Envoys from Taiwan and China approved a plan to hold periodic high-level talks Tuesday during a meeting on a trade agreement that could help ease the threat of war between the rivals.
The historic session came a day after Chen Yunlin — the highest-ranking Chinese official to visit Taiwan in six decades — was greeted on arrival by anti-China protesters waving signs, calling him a communist bandit and rallying outside the legislature.
During Tuesday's two-hour meeting, Chen and chief Taiwanese negotiator Chiang Pin-kung agreed to hold high-level talks every six months alternatively in Taipei and Beijing, Taiwanese official Kao Koong-lian told reporters.
Kao said the next round will focus on financial cooperation. The two sides will aim to sign a memorandum of understanding allowing banks to set up branches on each side, he said.
The two envoys are expected to sign the trade pact later in the day, a deal would allow direct shipping links across the Taiwan Strait and would further expand the number of weekly passenger flights from 36 to 108. Cargo flights would be allowed for the first time, with 60 crossing the strait each month.
In a statement as the meeting opened, Chen said the session meant that "both sides have grasped a rare historic opportunity" and that future talks should deal with finance.
"We face a global economic slowdown and uncertainties have increased in the environment.
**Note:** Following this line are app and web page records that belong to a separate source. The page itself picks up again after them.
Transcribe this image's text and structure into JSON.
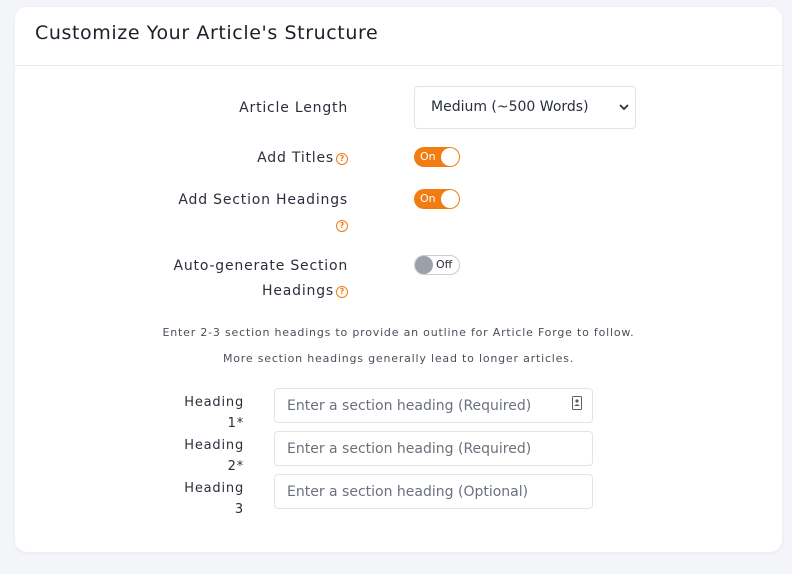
{
  "header": {
    "title": "Customize Your Article's Structure"
  },
  "settings": {
    "article_length": {
      "label": "Article Length",
      "selected": "Medium (~500 Words)"
    },
    "add_titles": {
      "label": "Add Titles",
      "state": "On"
    },
    "add_section_headings": {
      "label": "Add Section Headings",
      "state": "On"
    },
    "auto_generate": {
      "label_line1": "Auto-generate Section",
      "label_line2": "Headings",
      "state": "Off"
    },
    "help_icon": "?"
  },
  "info": {
    "line1": "Enter 2-3 section headings to provide an outline for Article Forge to follow.",
    "line2": "More section headings generally lead to longer articles."
  },
  "headings": [
    {
      "label_line1": "Heading",
      "label_line2": "1*",
      "placeholder": "Enter a section heading (Required)"
    },
    {
      "label_line1": "Heading",
      "label_line2": "2*",
      "placeholder": "Enter a section heading (Required)"
    },
    {
      "label_line1": "Heading",
      "label_line2": "3",
      "placeholder": "Enter a section heading (Optional)"
    }
  ],
  "colors": {
    "accent": "#f07c12",
    "toggle_off_knob": "#9ba1ab"
  },
  "icons": {
    "select": "chevron-down-icon",
    "help": "help-circle-icon",
    "field": "autofill-contact-icon"
  }
}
The financial turmoil is more severe than the 1997 Asian financial crisis," he said. "The conditions pose severe challenges to both sides and highlight the importance of financial and economic cooperation."
The meeting drew applause from three chambers of commerce representing America, Japan and Europe. In a joint statement, the business groups said restrictions on flights and shipping have kept Taiwan from fully participating in the global and Asian economies.
Chen was mostly insulated Monday from the noisy crowds of Taiwan independence supporters, who were blocked or dragged away by security forces. About 5,000 police were guarding the capital, Taipei, during Chen's five-day trip.
Making sure that Chen's visit went smoothly was extremely important to Taiwanese President Ma Ying-jeou. He was elected last March, promising voters he would ease tensions with China and forge closer trade ties with the huge neighbor, just 100 miles across the Taiwan Strait.
It has taken such a high-ranking Chinese official six decades to visit this island because deeply rooted hostilities and suspicions have prevented such exchanges.
China and Taiwan have been ruled separately since the Communists won a bloody civil war in 1949 and took over the mainland. Beijing has demanded that Taiwan eventually unify or face a punishing attack. The threat has made the Taiwan Strait one of Asia's most dangerous potential flashpoints.
A conflict could quickly involve the U.S., which has long warned China it may defend the island.
Although political relations have been in a deep freeze for decades, business ties have been expanding rapidly in the past 20 years. Many companies and moderate middle-class Taiwanese have favored friendlier relations with China.
After arriving Monday, Chen said he hoped relations would continue to improve.
Negotiating with their giant neighbor is a delicate task for the Taiwanese. They want the benefits of better trade ties with China's booming economy. But they are still worried about being absorbed by the mainland, viewed by many as being repressive, backward and prone to bullying.
That was the popular sentiment among the hundreds of people who attended a rally outside the legislature Monday night. Most of the protesters wore yellow headbands or scarves that said, "Taiwan is my country."
Lee Rui-pei, a 32-year-old homemaker, thought that Chen's visit came too soon and that the Taiwanese president was moving too fast in improving ties with China.
"Ma should not sacrifice Taiwan's interest for the sake of conducting exchanges with China," she said.
Earlier in the day, protesters tried to confront Chen at the airport before he was whisked away in a black limousine. Many were blocked from getting near the landmark Grand Hotel, where he was staying. Police erected tall barbed-wire barricades with large nets to block eggs and other items thrown by protesters.
But a small group of protesters was able to rent a room on the hotel's seventh floor, where they unfurled a banner out the window reading, "Bandit Chen Yunlin Get Out." Police grabbed another man at the hotel who was shouting, "A communist bandit has arrived," using a term popular in Taiwan during the Cold War.
A small group of Taipei city council members sat cross-legged on the ground near the hotel and chanted, "Pull out the missiles!" They were referring to the hundreds of Chinese missiles aimed at the island.
About 50 followers of Falun Gong — a spiritual group banned on the mainland — practiced their meditation exercises outside Taipei 101 before Chen had dinner in the skyscraper, once the world's tallest building.
Armed with loudspeakers, a convoy of dozens of yellow taxis cruised around the streets blasting anti-China slogans. Some of the drivers had signs that said, "Taiwan is not part of China."
Beijing still doesn't formally recognize Taiwan's government, and there has been much speculation about whether Chen will address the Taiwanese leader as "president" when they meet Thursday.
Chen ignored reporters Monday when they raised the issue. But when he was asked if he heard the sound of the protests, he would only say, "Yes."